Life of Sea | Blacktip shark (Carcharhinus limbatus) |Blacktip shark is a kind of requiem shark, family Carcharhinidae. It is common to the coastal tropical and subtropical waters around the world, including brackish habitats. Blacktip sharks can be found in both inshore and offshore waters, but they tend to be close to the coast at a depth of 30m or less. They are often seen near estuaries, bays, and mangroves, but did not penetrate far into freshwater bull sharks. The Blacktip shark has a worldwide distribution in tropical and subtropical waters. In the Atlantic Ocean, is found from Massachusetts to Brazil, including the Gulf of Mexico and the Caribbean Sea and the Mediterranean, Madeira and the Canary Islands to the Democratic Republic of Congo.
Species: C. limbatus
Blacktip sharks are robust shark with a moderately long, pointed snout. Their first dorsal fin is slightly posterior (back) of their pectoral fins high on the belly of their back with a narrow, pointed tip. This species has not interdorsal ridge. They are dark gray or blue to brown on their dorsal (upper) sides with white belly (bottom) sides and a white band across their flanks. Their pectoral fins, first and second dorsal fins, pelvic fins, and lower caudal (tail) lobes are black tipped, although the dark color tends to fade with age. Their anal fins have no black tips, unlike the similar spinner sharks, which often develops black tips on their anal fins as they mature.
Blacktip sharks feed on small schooling fish such as herring, sardines, menhaden, mullet, and anchovies, but also eat catfish, bass, jacks, snook, porgies, grunts, pill, flatfish, triggerfish, and porcupine fish.
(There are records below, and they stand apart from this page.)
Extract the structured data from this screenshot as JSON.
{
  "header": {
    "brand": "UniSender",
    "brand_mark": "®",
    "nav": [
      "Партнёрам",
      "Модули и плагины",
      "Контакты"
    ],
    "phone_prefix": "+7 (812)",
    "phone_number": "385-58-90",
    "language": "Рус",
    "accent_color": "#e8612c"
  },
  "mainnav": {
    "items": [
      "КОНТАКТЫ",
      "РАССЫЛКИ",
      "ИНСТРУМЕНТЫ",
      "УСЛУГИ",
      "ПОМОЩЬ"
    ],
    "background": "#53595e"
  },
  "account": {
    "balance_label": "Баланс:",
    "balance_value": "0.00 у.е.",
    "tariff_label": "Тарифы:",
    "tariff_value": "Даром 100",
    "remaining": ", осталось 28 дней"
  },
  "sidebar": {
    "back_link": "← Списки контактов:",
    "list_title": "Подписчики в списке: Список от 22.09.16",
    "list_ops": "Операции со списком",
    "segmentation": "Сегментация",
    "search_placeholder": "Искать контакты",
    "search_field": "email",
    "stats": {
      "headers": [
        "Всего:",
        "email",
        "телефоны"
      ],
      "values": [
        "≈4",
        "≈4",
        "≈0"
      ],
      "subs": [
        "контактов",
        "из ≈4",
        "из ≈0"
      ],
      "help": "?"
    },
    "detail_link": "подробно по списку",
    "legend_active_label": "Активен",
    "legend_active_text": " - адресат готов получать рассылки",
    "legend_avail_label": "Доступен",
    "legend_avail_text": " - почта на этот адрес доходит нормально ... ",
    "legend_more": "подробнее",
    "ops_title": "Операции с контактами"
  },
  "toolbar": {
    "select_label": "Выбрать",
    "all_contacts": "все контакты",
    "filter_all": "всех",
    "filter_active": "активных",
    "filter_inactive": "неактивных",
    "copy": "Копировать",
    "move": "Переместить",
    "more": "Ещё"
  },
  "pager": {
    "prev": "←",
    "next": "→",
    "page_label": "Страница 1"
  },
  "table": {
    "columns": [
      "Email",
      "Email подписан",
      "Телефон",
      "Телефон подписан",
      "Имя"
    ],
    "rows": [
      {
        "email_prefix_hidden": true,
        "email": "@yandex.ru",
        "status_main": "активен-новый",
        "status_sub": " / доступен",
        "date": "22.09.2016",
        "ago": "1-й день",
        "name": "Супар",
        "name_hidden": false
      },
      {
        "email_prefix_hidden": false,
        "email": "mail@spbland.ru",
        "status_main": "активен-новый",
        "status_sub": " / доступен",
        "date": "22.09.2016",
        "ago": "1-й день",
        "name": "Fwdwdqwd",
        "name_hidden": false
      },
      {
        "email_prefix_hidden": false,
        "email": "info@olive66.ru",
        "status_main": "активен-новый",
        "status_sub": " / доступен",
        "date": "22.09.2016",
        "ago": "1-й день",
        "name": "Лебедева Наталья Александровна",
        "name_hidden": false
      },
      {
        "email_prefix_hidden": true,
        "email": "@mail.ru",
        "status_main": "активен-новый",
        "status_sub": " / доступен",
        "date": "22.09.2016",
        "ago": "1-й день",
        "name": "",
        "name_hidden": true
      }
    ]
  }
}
They are known to feed on other elasmobranch species such as dogfish, Sharp Nose sharks, dark young sharks, rays and stingrays. Shellfish and squid are also prey for Blacktip sharks. Like spinner sharks are Blacktip sharks seen jumping and spinning out of the water, which is probably one eating. Black Tips schools attack from below at high speed, while snapping their jaws to capture prey. Tiger sharks are known predators of juvenile Blacktip shark.
The Blacktip shark is an extremely fast, energetic predator usually in groups of different sizes. There is segregation by sex and age, adult men and nonpregnant women with the exception of pregnant women found, and both are separated from young people. Like the spinner shark, blacktip shark is known to jump out of the water and three to four spins on its axis before landing. Some of these jumps are the end product of feeding runs, with the shark vertical corkscrews through schools of small fishes and its momentum to launch into the air.
There are reports of Blacktip sharks curiosity about divers, but remain at a safe distance. In most cases, this timid shark is not considered very dangerous to humans. However, they can become aggressive in the presence of food, and their size and speed to invite respect. As one of the most common large sharks in coastal waters, blacktip shark is caught in large numbers by commercial fisheries worldwide, with longlines, fixed bottom nets, bottom trawls, and hook and line. The meat is high quality and marketed fresh, frozen or dried and salted. In addition, the fins for shark fin soup, skin for leather, liver oil for vitamins, and carcasses for fishmeal.